Some news items you might have missed:
• Instinct Magazine: Johnny Sibilly (Pose, Hacks), Candace Grace (Acts of Crime), Devin Way (Grey’s Anatomy), Ryan O’Connell (Special), and Fin Argus (Clouds) will join the cast of the upcoming reboot of Queer As Folk as series regulars. Continue reading “News Round-Up: September 2, 2021”
What amounts to a near-total abortion ban went into effect last night in Texas which prohibits most abortions after a fetal heartbeat can be detected (about six weeks into pregnancy). Several health experts note that many women don’t even know they are pregnant at that point. Continue reading “Near-Total Abortion Ban Goes Into Effect In Texas”
The Texas Tribune is reporting Gov. Greg Abbott has signed a measure into law that will ban abortions in Texas as early as six weeks.
The signing of the bill opens a new frontier in the battle over abortion restrictions as first-of-its-kind legal provisions — intended to make the law harder to block — are poised to be tested in the courts.
Abortion rights advocates have promised to challenge the new law, which they consider one of the most extreme nationwide and the strictest in Texas since the landmark Roe v. Wade decision.

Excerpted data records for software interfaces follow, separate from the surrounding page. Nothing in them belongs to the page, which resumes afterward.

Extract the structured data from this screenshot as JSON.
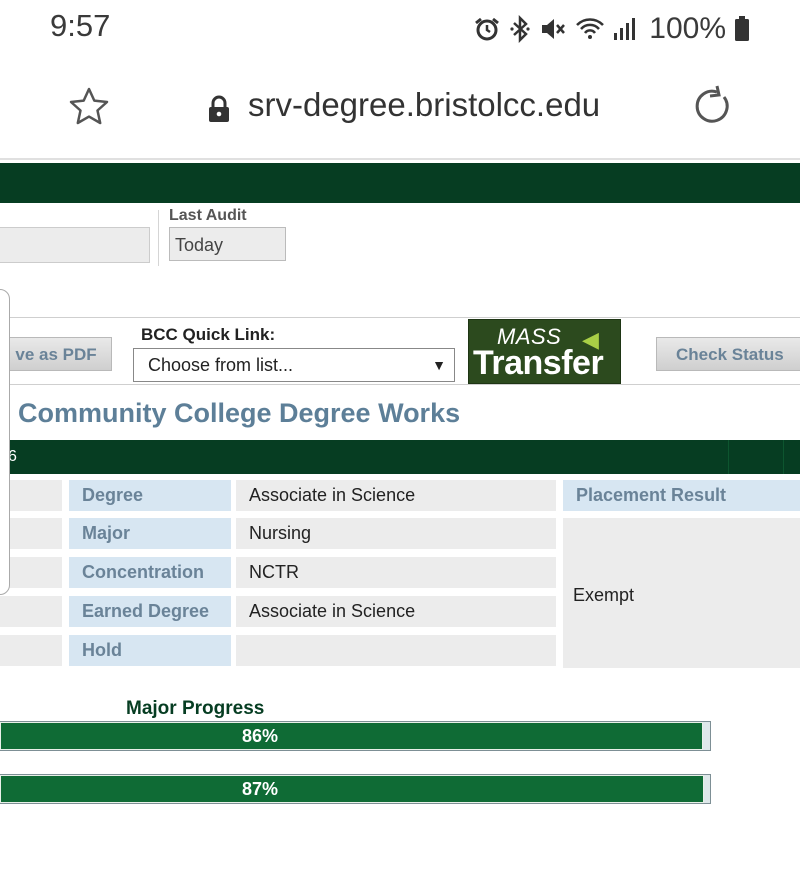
{
  "status_bar": {
    "time": "9:57",
    "battery": "100%",
    "icons": [
      "alarm-icon",
      "bluetooth-icon",
      "mute-icon",
      "wifi-icon",
      "signal-icon",
      "battery-icon"
    ]
  },
  "browser": {
    "url": "srv-degree.bristolcc.edu"
  },
  "audit": {
    "last_audit_label": "Last Audit",
    "last_audit_value": "Today"
  },
  "toolbar": {
    "save_pdf": "ve as PDF",
    "quick_link_label": "BCC Quick Link:",
    "quick_link_selected": "Choose from list...",
    "mass_transfer_line1": "MASS",
    "mass_transfer_line2": "Transfer",
    "check_status": "Check Status"
  },
  "page_title": "Community College Degree Works",
  "header_bar_text": "6",
  "student_info": {
    "rows": [
      {
        "label": "Degree",
        "value": "Associate in Science"
      },
      {
        "label": "Major",
        "value": "Nursing"
      },
      {
        "label": "Concentration",
        "value": "NCTR"
      },
      {
        "label": "Earned Degree",
        "value": "Associate in Science"
      },
      {
        "label": "Hold",
        "value": ""
      }
    ],
    "placement_label": "Placement Result",
    "placement_value": "Exempt"
  },
  "progress": {
    "label": "Major Progress",
    "bars": [
      {
        "text": "86%",
        "value": 86
      },
      {
        "text": "87%",
        "value": 87
      }
    ]
  },
  "colors": {
    "dark_green": "#063d22",
    "bar_green": "#0f6b35",
    "label_blue": "#6a8398",
    "label_bg": "#d7e6f2"
  }
}
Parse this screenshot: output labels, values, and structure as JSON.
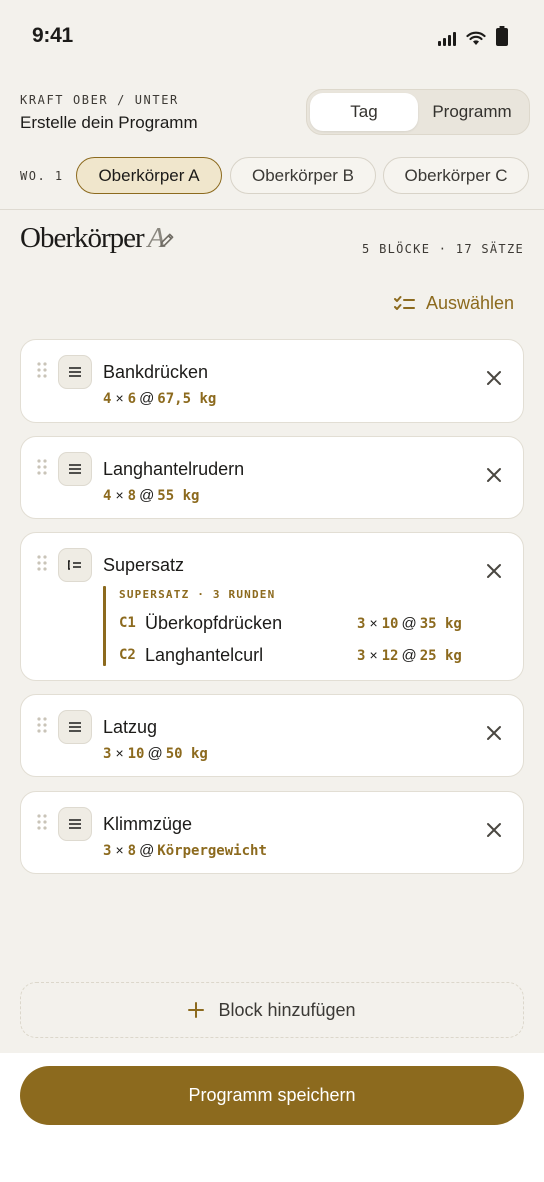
{
  "status_bar": {
    "time": "9:41"
  },
  "header": {
    "eyebrow": "KRAFT OBER / UNTER",
    "subtitle": "Erstelle dein Programm",
    "segments": [
      "Tag",
      "Programm"
    ],
    "active_segment": "Tag"
  },
  "week_label": "WO. 1",
  "days": [
    "Oberkörper A",
    "Oberkörper B",
    "Oberkörper C"
  ],
  "active_day": "Oberkörper A",
  "title": {
    "main": "Oberkörper",
    "suffix": "A"
  },
  "meta": "5 BLÖCKE · 17 SÄTZE",
  "select_label": "Auswählen",
  "blocks": [
    {
      "name": "Bankdrücken",
      "sets": "4",
      "reps": "6",
      "weight": "67,5 kg"
    },
    {
      "name": "Langhantelrudern",
      "sets": "4",
      "reps": "8",
      "weight": "55 kg"
    },
    {
      "name": "Supersatz",
      "header": "SUPERSATZ · 3 RUNDEN",
      "items": [
        {
          "code": "C1",
          "name": "Überkopfdrücken",
          "sets": "3",
          "reps": "10",
          "weight": "35 kg"
        },
        {
          "code": "C2",
          "name": "Langhantelcurl",
          "sets": "3",
          "reps": "12",
          "weight": "25 kg"
        }
      ]
    },
    {
      "name": "Latzug",
      "sets": "3",
      "reps": "10",
      "weight": "50 kg"
    },
    {
      "name": "Klimmzüge",
      "sets": "3",
      "reps": "8",
      "weight": "Körpergewicht"
    }
  ],
  "add_block_label": "Block hinzufügen",
  "save_label": "Programm speichern",
  "colors": {
    "accent": "#8c6a1e",
    "background": "#f3f1ec",
    "card": "#ffffff",
    "chip_active": "#f0e6cc"
  }
}
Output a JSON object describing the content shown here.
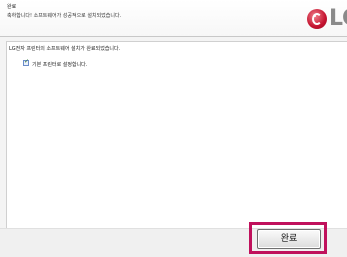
{
  "header": {
    "title": "완료",
    "subtitle": "축하합니다! 소프트웨어가 성공적으로 설치되었습니다.",
    "logo_text": "LG",
    "logo_icon": "lg-face-icon"
  },
  "body": {
    "message": "LG전자 프린터의 소프트웨어 설치가 완료되었습니다.",
    "checkbox": {
      "label": "기본 프린터로 설정합니다.",
      "checked": true
    }
  },
  "footer": {
    "finish_label": "완료",
    "highlight_color": "#c0115c"
  }
}
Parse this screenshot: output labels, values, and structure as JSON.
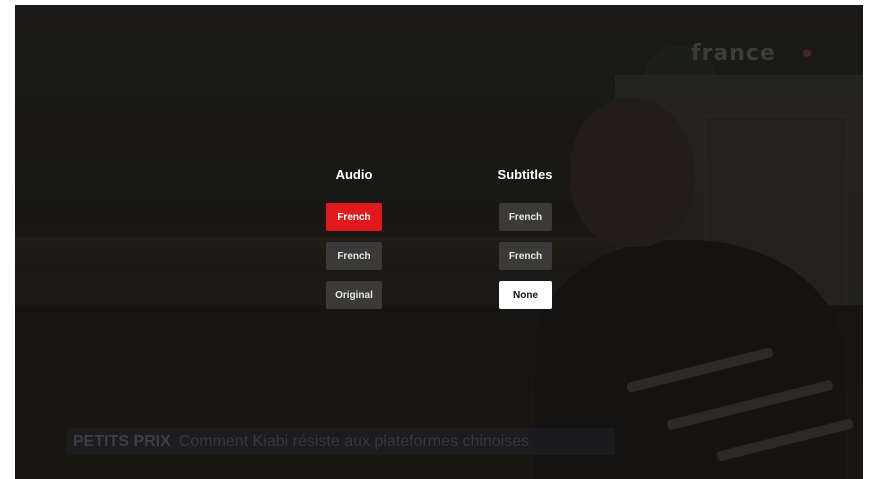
{
  "background": {
    "channel_logo": "france",
    "lower_third": {
      "tag": "PETITS PRIX",
      "headline": "Comment Kiabi résiste aux plateformes chinoises"
    }
  },
  "menu": {
    "audio": {
      "title": "Audio",
      "options": [
        {
          "label": "French",
          "state": "selected"
        },
        {
          "label": "French",
          "state": "default"
        },
        {
          "label": "Original",
          "state": "default"
        }
      ]
    },
    "subtitles": {
      "title": "Subtitles",
      "options": [
        {
          "label": "French",
          "state": "default"
        },
        {
          "label": "French",
          "state": "default"
        },
        {
          "label": "None",
          "state": "focused"
        }
      ]
    }
  },
  "colors": {
    "selected": "#e1191d",
    "focused": "#ffffff",
    "default": "#3b3a38"
  }
}
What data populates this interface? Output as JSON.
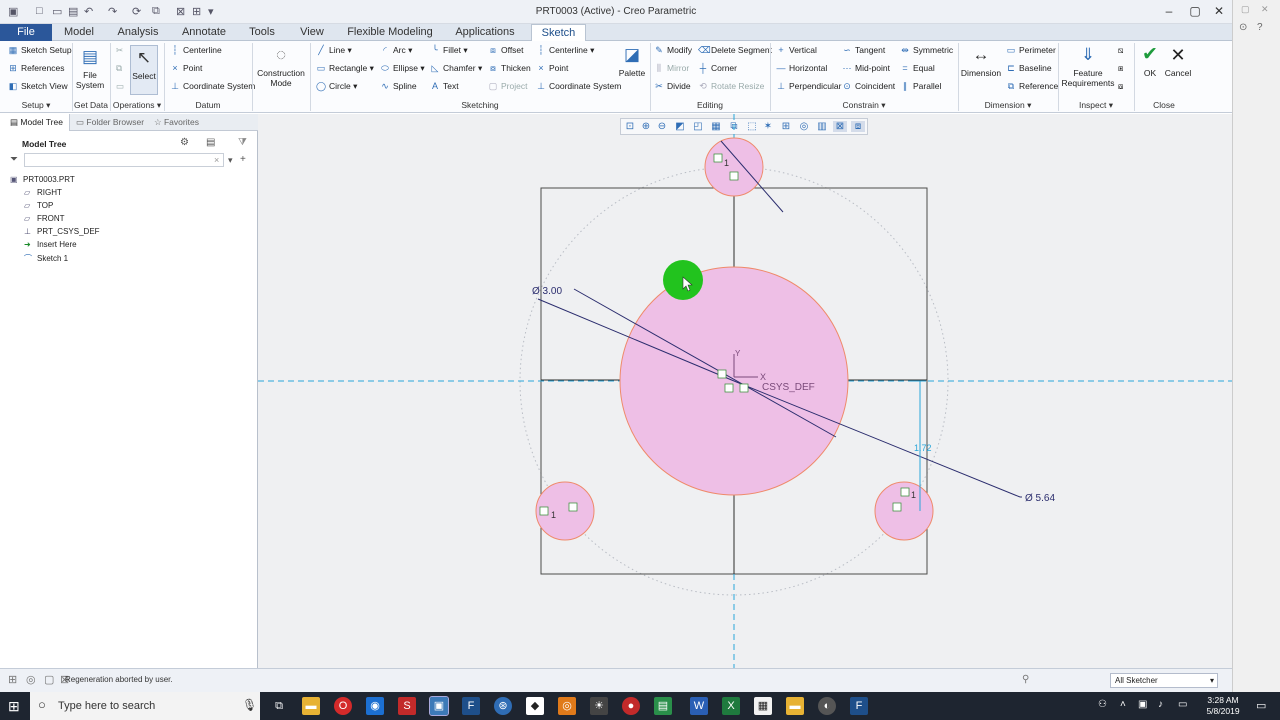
{
  "window": {
    "title": "PRT0003 (Active) - Creo Parametric"
  },
  "tabs": [
    {
      "label": "File"
    },
    {
      "label": "Model"
    },
    {
      "label": "Analysis"
    },
    {
      "label": "Annotate"
    },
    {
      "label": "Tools"
    },
    {
      "label": "View"
    },
    {
      "label": "Flexible Modeling"
    },
    {
      "label": "Applications"
    },
    {
      "label": "Sketch"
    }
  ],
  "ribbon": {
    "setup": {
      "sketch_setup": "Sketch Setup",
      "references": "References",
      "sketch_view": "Sketch View",
      "label": "Setup"
    },
    "get_data": {
      "file_system": "File System",
      "label": "Get Data"
    },
    "operations": {
      "select": "Select",
      "label": "Operations"
    },
    "datum": {
      "centerline": "Centerline",
      "point": "Point",
      "coordinate_system": "Coordinate System",
      "label": "Datum"
    },
    "construction_mode": "Construction Mode",
    "sketching": {
      "line": "Line",
      "rectangle": "Rectangle",
      "circle": "Circle",
      "arc": "Arc",
      "ellipse": "Ellipse",
      "spline": "Spline",
      "fillet": "Fillet",
      "chamfer": "Chamfer",
      "text": "Text",
      "offset": "Offset",
      "thicken": "Thicken",
      "project": "Project",
      "centerline": "Centerline",
      "point": "Point",
      "coordinate_system": "Coordinate System",
      "palette": "Palette",
      "label": "Sketching"
    },
    "editing": {
      "modify": "Modify",
      "mirror": "Mirror",
      "divide": "Divide",
      "delete_segment": "Delete Segment",
      "corner": "Corner",
      "rotate_resize": "Rotate Resize",
      "label": "Editing"
    },
    "constrain": {
      "vertical": "Vertical",
      "horizontal": "Horizontal",
      "perpendicular": "Perpendicular",
      "tangent": "Tangent",
      "mid_point": "Mid-point",
      "coincident": "Coincident",
      "symmetric": "Symmetric",
      "equal": "Equal",
      "parallel": "Parallel",
      "label": "Constrain"
    },
    "dimension": {
      "dimension": "Dimension",
      "perimeter": "Perimeter",
      "baseline": "Baseline",
      "reference": "Reference",
      "label": "Dimension"
    },
    "inspect": {
      "feature_requirements": "Feature Requirements",
      "label": "Inspect"
    },
    "close": {
      "ok": "OK",
      "cancel": "Cancel",
      "label": "Close"
    }
  },
  "left_panel": {
    "tabs": [
      {
        "label": "Model Tree"
      },
      {
        "label": "Folder Browser"
      },
      {
        "label": "Favorites"
      }
    ],
    "header": "Model Tree",
    "items": [
      {
        "label": "PRT0003.PRT"
      },
      {
        "label": "RIGHT"
      },
      {
        "label": "TOP"
      },
      {
        "label": "FRONT"
      },
      {
        "label": "PRT_CSYS_DEF"
      },
      {
        "label": "Insert Here"
      },
      {
        "label": "Sketch 1"
      }
    ]
  },
  "sketch": {
    "dim_small": "Ø 3.00",
    "dim_large": "Ø 5.64",
    "dim_vertical": "1.72",
    "csys_label": "CSYS_DEF",
    "x_label": "X",
    "y_label": "Y",
    "equal_marker": "1"
  },
  "status": {
    "message": "Regeneration aborted by user.",
    "filter": "All Sketcher"
  },
  "taskbar": {
    "search_placeholder": "Type here to search",
    "time": "3:28 AM",
    "date": "5/8/2019"
  },
  "colors": {
    "sketch_fill": "#eebfe6",
    "sketch_stroke": "#ef8a6a",
    "cursor_highlight": "#22c31e",
    "centerline": "#2aa6d9",
    "accent": "#2b579a"
  }
}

It would amount to an outright ban on abortions, as the six-week cutoff is two weeks after a missed menstrual cycle.
Bolding is mine.
The new law has no exceptions in cases of rape or incest.
The new law goes into effect in September.
In a landslide victory for women’s rights, Ireland has voted to repeal its restrictive abortion laws despite opposition from the Catholic Church.
The official tally was 1,429,981 “Yes” votes to 723,632 “No” votes resulting in a two-thirds majority: 66.4% yes to 33.6% no.
From The New York Times:
Ireland voted decisively to repeal one of the world’s more restrictive abortion bans, the prime minister said Saturday, sweeping aside generations of conservative patriarchy and dealing the latest in a series of stinging rebukes to the Roman Catholic Church.
The surprising landslide cemented the nation’s liberal shift at a time when right-wing populism is on the rise in Europe and the Trump administration is imposing curbs on abortion rights in the United States. In the past three years alone, Ireland has installed a gay man as prime minister and has voted in another referendum to allow same-sex marriage.
But this was a particularly wrenching issue for Irish voters, even for supporters of the measure. And it was not clear until the end that the momentum toward socially liberal policies would be powerful enough to sweep away the deeply ingrained opposition to abortion.
The U.S. Supreme Court has weighed in on the issue of abortion for the first time in nearly a decade, and it’s good news for pro-choice supporters.
In a dramatic ruling, the Supreme Court on Monday threw out a Texas abortion access law in a victory to supporters of abortion rights who argued it would have shuttered all but a handful of clinics in the state.
The 5-3 ruling is the most significant decision from the Supreme Court on abortion in two decades and could serve to deter other states from passing so-called “clinic shutdown” laws.
Justice Stephen Breyer wrote the majority opinion, which was joined in full by Justice Anthony Kennedy, considered the swing vote on the abortion issue.
“There was no significant health-related problem that the new law helped to cure,” Breyer wrote. “We agree with the District Court that the surgical-center requirement, like the admitting-privileges requirement, provides few, if any, health benefits for women, poses a substantial obstacle to women seeking abortions, and constitutes an “undue burden” on their constitutional right to do so.”
There were two provisions of the law at issue. The first said that doctors have to have local admitting privileges at nearby hospitals, the second says that the clinics have to upgrade their facilities to hospital-like standards.
Donald Trump has previously stated that women should be “punished” for having abortions if it were to become illegal.
Democratic presidential candidate Hillary Clinton immediately praised the ruling: